Place the butter in a med-large saucepan and melt over medium heat. Add the onion and garlic and sauté for 15 minutes, until the onion becomes nice and brown.
Stir in the flour and continue to cook for one minute.
Add the chicken stock, brandy, sage leaves, bay leaves, and 1 teaspoon of pepper and continue to stir (don't add salt yet because you want to see how salty your drippings are). Bring the mixture to a boil then lower the heat and simmer for 20 minutes, stirring occasionally.
Remove the gravy base from the heat and allow it to cool for one hour. Strain the cooled mixture through a fine-mesh sieve and set it aside or in the refrigerator if making it ahead of time.
If you are making the base ahead of time, cover the surface with plastic wrap to prevent a film from forming, and refrigerate until you are ready to use
Dripping and Finishing Steps
After your turkey has roasted, remove it from the roasting pan and allow it to rest. Pour the drippings from the roasting pan into a large saucepan. Use a spoon to scrape off as much of the cooked-on bits as you can (this is where the flavor is!) and also put them in the saucepan. Add the wine and stir over medium-high heat.
Pour the prepared base into the saucepan and stir until nice and thick. Taste to see if it needs any salt and pepper. Pour the gravy into a fat separator and allow the liquid to separate before putting it into a serving dish. This takes just a few minutes as it cools.

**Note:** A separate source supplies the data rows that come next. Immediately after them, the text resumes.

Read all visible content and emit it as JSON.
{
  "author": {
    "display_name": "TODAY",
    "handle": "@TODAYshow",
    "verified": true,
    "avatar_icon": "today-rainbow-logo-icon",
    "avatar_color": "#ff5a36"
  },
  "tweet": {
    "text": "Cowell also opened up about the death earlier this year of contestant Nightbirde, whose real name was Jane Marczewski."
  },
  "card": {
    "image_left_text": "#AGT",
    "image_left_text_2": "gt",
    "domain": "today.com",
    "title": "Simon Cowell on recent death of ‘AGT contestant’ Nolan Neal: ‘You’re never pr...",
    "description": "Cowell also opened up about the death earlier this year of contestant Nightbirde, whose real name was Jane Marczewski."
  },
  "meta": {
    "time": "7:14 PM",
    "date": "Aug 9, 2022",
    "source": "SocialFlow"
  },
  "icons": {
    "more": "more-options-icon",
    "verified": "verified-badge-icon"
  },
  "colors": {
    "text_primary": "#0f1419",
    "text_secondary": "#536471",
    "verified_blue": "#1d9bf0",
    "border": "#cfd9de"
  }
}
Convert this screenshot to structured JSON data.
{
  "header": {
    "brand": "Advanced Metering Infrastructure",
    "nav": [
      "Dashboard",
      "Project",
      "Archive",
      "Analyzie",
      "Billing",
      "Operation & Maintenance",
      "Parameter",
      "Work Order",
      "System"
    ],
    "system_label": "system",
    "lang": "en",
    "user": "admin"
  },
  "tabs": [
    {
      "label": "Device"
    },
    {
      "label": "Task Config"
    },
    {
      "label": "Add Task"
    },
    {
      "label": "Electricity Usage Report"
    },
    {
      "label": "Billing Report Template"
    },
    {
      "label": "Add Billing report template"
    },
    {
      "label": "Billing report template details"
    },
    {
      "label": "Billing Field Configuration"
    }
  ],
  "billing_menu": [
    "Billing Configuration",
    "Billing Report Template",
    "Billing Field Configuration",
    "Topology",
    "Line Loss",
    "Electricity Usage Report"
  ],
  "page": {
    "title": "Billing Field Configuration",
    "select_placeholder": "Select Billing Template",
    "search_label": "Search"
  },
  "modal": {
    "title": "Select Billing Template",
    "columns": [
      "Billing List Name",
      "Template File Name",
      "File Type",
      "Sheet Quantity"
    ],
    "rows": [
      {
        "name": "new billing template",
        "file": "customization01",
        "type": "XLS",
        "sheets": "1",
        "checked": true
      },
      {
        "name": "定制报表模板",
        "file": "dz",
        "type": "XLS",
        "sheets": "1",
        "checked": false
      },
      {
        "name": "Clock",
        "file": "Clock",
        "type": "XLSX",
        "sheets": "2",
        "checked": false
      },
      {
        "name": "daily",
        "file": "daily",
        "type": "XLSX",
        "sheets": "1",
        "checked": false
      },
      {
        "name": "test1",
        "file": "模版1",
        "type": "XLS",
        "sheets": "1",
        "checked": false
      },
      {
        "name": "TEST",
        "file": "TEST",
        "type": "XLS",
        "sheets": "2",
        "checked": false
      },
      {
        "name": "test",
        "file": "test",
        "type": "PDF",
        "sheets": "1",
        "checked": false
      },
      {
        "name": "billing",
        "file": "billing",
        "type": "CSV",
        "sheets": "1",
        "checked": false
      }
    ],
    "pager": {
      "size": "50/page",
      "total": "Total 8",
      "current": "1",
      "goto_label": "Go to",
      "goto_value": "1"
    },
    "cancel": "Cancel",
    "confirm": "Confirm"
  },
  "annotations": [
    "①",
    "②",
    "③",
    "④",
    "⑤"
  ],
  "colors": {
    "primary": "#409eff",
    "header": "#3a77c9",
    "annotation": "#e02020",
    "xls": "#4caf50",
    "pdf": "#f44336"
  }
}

Place the gravy in a serving bowl or gravy dish and enjoy!
Store leftover gravy in a sealed container in the fridge for 3-4 days.
You can make the base of the gravy ahead of time and keep it in the fridge until you are ready to go. I found this wasn't necessary because I had just the right amount of time to make everything while my turkey was resting.
Get as much of those burnt-on, black drippings off the bottom of your roasting pan as you can. Trust me, this is where the flavor is and once you stir it all up, all you will have is tasty gravy.
If you don't have sage or bay leaves, you can use other herbs. Try fresh thyme or parsley instead.
The alcohol in the brandy and wine cooks out of the gravy before serving However if you do not want to use one or both, you can leave them out. For the wine, just add another cup of stock instead.
If you are looking to cut down on sodium, you can use low-sodium stock and watch the added salt.
Don't worry if your gravy is a different color than you were expecting. The color depends on the herbs and spices you used when roasting your turkey.
A fat separator is a lifesaver. But, if you don't have one, let the liquid sit for a few minutes and allow the fat to separate and rise to the top. Take a baster and suck the top layer off. If you don't have a baster, use a spoon.